No kidding. The World Cup has illuminated just how plain, uncreative and controversy-shy most American sportscasters can be. How many times have you watched a college football game where the replay shows a blatantly atrocious call and
And then he would work in some reference to a Rolling Stones album.
Great question. I think you have to consider two major changes that coincided almost exactly with the period in question, and which have directly influenced the national championship: the increased importance of conference affiliation, and, of course, the creation of the BCS.
Of the teams Michael mentioned, Penn State, Miami and Florida State all built themselves up while still independents. With the freedom to create national schedules, they built up credibility by playing and beating the big boys on a consistent basis. Obviously, that start-up route is no longer possible. A program like Boise State only gets to play one or two such games a year and therefore has taken much longer to gain the respect of pollsters.
And then there's the fact that none of those teams actually played in a BCS Championship Game. With all due respect to Georgia Tech, its championship path in 1990 involved playing a seven-game ACC schedule, non-conference games against 6-5 South Carolina, 6-5 Virginia Tech and 5-6 Georgia, and a Citrus Bowl win over No. 19 Nebraska. BYU not only played in the WAC but finished its season in the Holiday Bowl facing 6-5 Michigan. I don't bring this up to denigrate these teams, but there's no denying that the path to a national championship for most teams today -- a 12-game regular season in a major conference, a possible conference title game and then a 1 vs. 2 bowl game -- is significantly harder than 20 years ago.
I'm not sure the folks at Texas know for themselves yet what exactly the Bevo Network (or whatever it will be called) will comprise, but I don't think it would affect national networks' packages. It would probably closely follow the Big Ten's model. Live game broadcasts account for a relatively small percentage of that network's overall programming.

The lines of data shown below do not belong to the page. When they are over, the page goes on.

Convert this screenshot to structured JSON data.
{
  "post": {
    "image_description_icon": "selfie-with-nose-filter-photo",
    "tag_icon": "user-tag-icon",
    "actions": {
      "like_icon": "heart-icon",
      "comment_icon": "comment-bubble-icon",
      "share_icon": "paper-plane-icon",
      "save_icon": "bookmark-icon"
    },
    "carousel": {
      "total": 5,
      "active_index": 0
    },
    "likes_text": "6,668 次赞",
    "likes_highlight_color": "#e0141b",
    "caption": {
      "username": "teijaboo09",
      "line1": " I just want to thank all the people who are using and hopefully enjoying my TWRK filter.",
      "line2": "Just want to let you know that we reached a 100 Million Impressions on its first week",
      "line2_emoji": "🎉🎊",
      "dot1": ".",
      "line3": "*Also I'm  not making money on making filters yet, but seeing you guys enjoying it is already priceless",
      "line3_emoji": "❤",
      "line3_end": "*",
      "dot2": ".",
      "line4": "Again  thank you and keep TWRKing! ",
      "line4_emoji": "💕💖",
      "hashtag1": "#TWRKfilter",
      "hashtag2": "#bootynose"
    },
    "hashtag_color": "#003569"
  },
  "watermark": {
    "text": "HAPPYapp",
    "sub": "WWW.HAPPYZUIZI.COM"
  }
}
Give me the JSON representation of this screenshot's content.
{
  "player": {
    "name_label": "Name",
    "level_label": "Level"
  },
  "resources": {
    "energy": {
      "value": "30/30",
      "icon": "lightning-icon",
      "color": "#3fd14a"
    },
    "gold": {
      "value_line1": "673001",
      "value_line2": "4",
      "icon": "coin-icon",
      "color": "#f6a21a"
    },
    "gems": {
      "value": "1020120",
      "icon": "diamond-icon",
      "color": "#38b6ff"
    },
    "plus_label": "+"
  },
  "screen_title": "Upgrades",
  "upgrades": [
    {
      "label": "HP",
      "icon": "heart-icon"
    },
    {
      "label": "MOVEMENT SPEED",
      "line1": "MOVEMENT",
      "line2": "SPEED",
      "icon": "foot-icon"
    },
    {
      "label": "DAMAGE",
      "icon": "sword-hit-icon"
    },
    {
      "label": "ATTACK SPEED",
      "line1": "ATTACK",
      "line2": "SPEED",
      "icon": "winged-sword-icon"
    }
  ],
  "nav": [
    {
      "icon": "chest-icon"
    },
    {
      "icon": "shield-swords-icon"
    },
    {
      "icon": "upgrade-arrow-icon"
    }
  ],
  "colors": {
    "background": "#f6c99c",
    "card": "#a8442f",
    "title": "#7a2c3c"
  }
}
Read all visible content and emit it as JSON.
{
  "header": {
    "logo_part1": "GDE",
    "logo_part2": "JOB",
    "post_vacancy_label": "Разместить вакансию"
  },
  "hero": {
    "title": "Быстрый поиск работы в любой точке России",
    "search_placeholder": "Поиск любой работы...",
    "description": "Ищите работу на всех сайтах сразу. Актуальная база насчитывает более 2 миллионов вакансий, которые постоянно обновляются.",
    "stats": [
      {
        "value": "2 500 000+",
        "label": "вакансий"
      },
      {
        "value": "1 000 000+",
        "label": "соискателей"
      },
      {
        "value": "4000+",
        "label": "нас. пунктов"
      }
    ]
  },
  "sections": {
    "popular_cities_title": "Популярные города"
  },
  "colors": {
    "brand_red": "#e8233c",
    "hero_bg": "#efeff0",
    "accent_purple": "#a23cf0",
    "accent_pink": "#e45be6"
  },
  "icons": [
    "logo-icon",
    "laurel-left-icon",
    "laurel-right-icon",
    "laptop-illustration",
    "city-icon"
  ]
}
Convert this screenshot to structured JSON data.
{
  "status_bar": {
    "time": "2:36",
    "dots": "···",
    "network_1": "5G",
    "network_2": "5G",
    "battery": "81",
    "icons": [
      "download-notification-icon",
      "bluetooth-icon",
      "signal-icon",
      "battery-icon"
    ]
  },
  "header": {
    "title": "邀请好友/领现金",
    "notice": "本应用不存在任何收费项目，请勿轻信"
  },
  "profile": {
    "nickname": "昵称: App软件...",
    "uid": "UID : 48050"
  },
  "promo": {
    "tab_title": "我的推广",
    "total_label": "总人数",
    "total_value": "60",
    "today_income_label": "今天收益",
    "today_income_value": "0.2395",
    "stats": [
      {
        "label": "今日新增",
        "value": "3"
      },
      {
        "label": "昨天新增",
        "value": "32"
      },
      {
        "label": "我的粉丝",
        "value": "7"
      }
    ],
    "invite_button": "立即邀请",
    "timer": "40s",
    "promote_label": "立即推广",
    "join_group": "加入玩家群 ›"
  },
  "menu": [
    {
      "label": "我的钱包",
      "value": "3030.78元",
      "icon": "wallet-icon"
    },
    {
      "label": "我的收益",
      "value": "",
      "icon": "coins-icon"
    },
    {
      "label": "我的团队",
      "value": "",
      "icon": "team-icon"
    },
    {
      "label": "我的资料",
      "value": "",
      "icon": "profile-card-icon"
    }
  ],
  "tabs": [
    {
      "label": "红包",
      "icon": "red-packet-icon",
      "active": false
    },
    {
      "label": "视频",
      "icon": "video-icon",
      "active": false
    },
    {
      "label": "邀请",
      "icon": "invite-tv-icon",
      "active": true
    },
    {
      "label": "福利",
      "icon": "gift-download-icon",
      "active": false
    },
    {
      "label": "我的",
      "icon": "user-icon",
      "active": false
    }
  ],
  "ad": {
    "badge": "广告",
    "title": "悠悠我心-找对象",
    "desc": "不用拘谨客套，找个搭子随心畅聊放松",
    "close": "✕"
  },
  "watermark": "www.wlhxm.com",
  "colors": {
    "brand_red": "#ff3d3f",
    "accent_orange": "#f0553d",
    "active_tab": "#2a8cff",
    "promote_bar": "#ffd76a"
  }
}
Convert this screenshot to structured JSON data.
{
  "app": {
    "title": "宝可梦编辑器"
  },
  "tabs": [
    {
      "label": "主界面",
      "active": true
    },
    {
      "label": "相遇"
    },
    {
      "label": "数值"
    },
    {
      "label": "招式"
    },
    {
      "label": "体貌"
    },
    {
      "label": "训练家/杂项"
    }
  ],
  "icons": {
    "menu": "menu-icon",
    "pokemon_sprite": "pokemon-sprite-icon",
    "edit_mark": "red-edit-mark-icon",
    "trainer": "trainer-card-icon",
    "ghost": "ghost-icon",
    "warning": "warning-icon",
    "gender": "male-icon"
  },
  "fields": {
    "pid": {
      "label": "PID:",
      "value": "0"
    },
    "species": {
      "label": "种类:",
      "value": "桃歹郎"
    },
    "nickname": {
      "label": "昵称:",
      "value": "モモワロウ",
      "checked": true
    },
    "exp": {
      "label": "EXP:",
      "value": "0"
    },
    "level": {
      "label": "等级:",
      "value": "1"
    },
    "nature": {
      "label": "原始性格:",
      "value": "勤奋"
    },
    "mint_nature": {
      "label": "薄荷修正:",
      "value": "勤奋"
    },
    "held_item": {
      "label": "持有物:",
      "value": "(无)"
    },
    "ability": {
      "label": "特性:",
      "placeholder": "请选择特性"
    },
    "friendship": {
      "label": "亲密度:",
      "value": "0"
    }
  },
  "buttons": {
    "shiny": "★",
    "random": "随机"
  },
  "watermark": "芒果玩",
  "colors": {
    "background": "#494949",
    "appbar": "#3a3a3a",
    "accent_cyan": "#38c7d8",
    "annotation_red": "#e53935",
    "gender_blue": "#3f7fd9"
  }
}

It's built an array of studio shows and other original features, airs reruns of classic games, etc. The live games it does show are generally those that don't get picked up by ABC or ESPN and which, in the past, would have either been syndicated on local channels or not televised at all.
I assume the same would be true for Texas. Most of its football games get picked up by ABC/ESPN or Fox Sports Net, but there will still always be one or two a year that slip through. Last year, for instance, its season-opener against Louisiana Monroe was shown on Pay Per View, while four of its non-conference men's basketball games were syndicated locally. Realistically, Texas' network would only get to show those few leftover games while perhaps re-running more prominent games the next day or later in the week. It would also presumably air more non-revenue sports, produce coaches shows, nightly highlight shows and other Longhorn-related programming.
Time will tell whether it's a feasible venture. The
I'm telling you, the universe hasn't been righted yet. As long as Argentina's still alive, so, too, is my World Cup interest. (After that, admittedly, I will probably lose interest until 2014.)
But look, it's been an unusual summer already. There was expansion mania. There was an 11-hour tennis match. A bunch of pitchers made America's most boring pastime that much more boring by getting all 27 batters out. And now we've got the
There will be plenty more reasons to avoid doing work. For instance, try reading every word of Phil Steele's preview. You won't get an iota of work done before October.